“We will never tell to you to change religion. We are here to solve your problem. If I solve your problem, I do something that makes you feel good, you feel better and you keep going with your life. You will not change anything, “he said.
Customers ranging from teens to those in their thirties are increasing, said Chew, representing about 60% of his clients.
Most of them ask for help when they face bad business prospects or problems with their family.
Chew added, “Some people feel that they are not reaching their maximum potential … and let’s help each client achieve the best they can in their career or family life. ”
Among those who turn to such supernatural means is Wilmer Ang, 30, who went to see a master several years ago “out of curiosity”. He later consulted with the master when he started his business and when he encountered problems at work.
“I will visit my master occasionally, either to ask for advice on my business or to love life,” said Ang, who works in the real estate industry.
He is said to carry certain objects, including precious stones, or to place “lucky charms” in his office to bring him prosperity.
Another believer, Max Tan, 35, first consulted a numerologist in his twenties. Then he thought it would be a “good idea to see what the future holds.”
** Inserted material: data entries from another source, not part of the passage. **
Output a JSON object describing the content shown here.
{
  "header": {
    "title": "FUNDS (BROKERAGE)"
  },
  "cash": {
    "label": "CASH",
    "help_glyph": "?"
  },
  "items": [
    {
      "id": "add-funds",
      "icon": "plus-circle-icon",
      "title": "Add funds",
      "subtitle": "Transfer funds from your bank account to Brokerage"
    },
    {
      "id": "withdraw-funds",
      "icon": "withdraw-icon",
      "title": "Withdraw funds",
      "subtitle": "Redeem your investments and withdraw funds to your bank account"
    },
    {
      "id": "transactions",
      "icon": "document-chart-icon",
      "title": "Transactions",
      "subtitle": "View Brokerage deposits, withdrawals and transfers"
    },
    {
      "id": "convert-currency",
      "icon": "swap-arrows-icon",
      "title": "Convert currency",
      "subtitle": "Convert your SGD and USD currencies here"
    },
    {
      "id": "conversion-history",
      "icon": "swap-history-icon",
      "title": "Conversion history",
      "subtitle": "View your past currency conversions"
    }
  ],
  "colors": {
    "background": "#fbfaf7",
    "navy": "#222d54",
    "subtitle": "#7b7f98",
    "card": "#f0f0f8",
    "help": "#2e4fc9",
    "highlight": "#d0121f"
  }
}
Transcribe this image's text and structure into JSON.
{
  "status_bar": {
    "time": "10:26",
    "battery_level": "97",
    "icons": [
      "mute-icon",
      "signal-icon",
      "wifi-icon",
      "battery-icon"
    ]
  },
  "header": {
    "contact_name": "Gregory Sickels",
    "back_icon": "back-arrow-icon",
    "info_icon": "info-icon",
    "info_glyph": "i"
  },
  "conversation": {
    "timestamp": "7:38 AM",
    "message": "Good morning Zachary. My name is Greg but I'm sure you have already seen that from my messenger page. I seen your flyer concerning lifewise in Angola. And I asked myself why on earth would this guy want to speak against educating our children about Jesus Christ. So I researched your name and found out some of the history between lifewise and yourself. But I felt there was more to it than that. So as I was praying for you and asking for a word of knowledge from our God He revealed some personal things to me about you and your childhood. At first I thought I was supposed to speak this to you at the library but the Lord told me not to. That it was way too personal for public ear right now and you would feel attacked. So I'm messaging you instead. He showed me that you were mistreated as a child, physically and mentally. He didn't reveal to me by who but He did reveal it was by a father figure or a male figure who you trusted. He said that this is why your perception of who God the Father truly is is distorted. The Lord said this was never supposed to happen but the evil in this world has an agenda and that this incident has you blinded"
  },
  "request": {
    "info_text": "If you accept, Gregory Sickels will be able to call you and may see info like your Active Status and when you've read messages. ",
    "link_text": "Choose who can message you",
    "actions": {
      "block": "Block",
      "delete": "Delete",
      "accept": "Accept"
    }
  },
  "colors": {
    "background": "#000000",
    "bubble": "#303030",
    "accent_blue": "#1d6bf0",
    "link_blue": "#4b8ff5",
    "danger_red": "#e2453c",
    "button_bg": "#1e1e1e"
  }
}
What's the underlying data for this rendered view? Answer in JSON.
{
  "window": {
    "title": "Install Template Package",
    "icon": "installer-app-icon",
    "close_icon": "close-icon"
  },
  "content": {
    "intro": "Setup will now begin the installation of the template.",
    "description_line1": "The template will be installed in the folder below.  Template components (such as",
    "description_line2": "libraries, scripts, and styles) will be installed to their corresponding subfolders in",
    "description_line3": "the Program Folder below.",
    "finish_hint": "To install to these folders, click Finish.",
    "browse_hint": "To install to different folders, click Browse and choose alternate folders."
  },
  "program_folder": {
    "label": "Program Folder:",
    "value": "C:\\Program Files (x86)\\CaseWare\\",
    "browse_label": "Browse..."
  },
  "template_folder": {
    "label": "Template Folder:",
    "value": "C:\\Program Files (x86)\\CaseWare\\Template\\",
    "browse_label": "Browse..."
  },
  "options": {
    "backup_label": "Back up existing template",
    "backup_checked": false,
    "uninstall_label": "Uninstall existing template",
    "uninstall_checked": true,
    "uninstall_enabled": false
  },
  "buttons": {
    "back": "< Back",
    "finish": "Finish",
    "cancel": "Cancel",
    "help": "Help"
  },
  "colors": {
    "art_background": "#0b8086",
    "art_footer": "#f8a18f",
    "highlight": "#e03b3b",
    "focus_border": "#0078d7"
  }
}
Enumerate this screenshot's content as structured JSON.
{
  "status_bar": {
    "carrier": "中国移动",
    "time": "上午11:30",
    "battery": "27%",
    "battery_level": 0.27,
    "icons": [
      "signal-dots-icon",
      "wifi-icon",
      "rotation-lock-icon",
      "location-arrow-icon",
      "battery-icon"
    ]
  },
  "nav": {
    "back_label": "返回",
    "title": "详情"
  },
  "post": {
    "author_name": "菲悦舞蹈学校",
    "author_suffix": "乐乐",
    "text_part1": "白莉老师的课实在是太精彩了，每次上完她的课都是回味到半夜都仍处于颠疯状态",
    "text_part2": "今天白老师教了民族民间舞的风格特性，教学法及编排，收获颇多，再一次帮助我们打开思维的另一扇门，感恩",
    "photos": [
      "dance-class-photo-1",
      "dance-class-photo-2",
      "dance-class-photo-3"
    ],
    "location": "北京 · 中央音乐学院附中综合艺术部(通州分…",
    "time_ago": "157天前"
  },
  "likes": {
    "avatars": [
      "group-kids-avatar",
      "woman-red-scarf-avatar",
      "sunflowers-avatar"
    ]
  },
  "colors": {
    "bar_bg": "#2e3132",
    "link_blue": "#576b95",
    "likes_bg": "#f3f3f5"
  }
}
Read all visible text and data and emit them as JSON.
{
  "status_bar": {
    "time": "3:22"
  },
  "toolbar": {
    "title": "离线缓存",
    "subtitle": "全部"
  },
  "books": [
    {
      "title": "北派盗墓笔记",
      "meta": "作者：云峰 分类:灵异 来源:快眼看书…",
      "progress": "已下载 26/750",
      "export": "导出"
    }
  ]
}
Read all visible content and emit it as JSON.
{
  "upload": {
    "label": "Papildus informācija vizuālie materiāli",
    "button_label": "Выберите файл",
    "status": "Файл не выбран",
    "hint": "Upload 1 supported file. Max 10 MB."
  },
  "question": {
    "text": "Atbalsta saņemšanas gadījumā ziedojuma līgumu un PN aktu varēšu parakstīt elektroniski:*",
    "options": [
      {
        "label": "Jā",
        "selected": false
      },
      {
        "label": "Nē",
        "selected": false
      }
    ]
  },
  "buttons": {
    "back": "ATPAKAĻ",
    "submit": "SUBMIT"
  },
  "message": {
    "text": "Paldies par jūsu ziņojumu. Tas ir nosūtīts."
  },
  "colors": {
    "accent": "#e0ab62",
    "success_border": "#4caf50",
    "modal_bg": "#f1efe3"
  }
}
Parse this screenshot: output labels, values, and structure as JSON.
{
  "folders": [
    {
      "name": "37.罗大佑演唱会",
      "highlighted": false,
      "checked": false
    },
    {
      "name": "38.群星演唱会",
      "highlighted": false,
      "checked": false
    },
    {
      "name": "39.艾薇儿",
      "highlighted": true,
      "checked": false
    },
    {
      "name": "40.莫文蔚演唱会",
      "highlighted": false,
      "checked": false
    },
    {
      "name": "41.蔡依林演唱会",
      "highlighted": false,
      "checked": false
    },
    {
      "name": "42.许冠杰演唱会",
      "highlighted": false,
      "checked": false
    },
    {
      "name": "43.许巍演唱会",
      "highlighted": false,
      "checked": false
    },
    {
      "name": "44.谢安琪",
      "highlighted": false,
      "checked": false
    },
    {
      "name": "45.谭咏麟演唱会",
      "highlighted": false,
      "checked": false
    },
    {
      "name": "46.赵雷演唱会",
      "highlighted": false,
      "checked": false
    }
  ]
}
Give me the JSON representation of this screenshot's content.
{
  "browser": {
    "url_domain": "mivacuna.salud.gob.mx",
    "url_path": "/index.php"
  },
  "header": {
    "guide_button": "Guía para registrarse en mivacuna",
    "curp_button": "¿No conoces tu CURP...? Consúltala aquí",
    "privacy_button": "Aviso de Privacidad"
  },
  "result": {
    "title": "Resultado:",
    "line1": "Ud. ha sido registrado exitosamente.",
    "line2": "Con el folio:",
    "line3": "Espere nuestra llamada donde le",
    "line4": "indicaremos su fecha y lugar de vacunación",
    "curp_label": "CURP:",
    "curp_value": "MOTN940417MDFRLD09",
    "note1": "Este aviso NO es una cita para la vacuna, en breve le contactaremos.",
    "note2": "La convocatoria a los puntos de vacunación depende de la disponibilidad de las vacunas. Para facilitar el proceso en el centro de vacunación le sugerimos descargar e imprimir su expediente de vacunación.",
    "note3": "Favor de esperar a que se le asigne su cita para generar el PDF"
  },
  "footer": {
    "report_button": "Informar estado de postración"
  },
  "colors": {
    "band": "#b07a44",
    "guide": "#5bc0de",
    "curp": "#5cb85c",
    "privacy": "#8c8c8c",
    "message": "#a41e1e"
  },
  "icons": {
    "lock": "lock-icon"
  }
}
During the consultation, he discovered that he had conflicting character traits and “slowly reconciled” with who he was.
Tan, who is a fashion designer, recently consulted his master again, who confirmed his decision to continue his studies.
Dhylan Boey, a professional metaphysician, who has been in the business for over 10 years, has suggested that the younger generation is more open to such practices because it has “fewer hangups” with taboos and conventions, compared to the older generation.
Boey, who specializes in numerology, crystal healing, tarot and feng shui readings, said, “My Generation Y or Generation Z clients are open to new things that may not be be validated by clinical sciences. ”
“On some level, they like to believe that some magic still exists in this world and that as young humans grappling with life problems, and discovering their purpose in life, they may also be doing part of this magic. “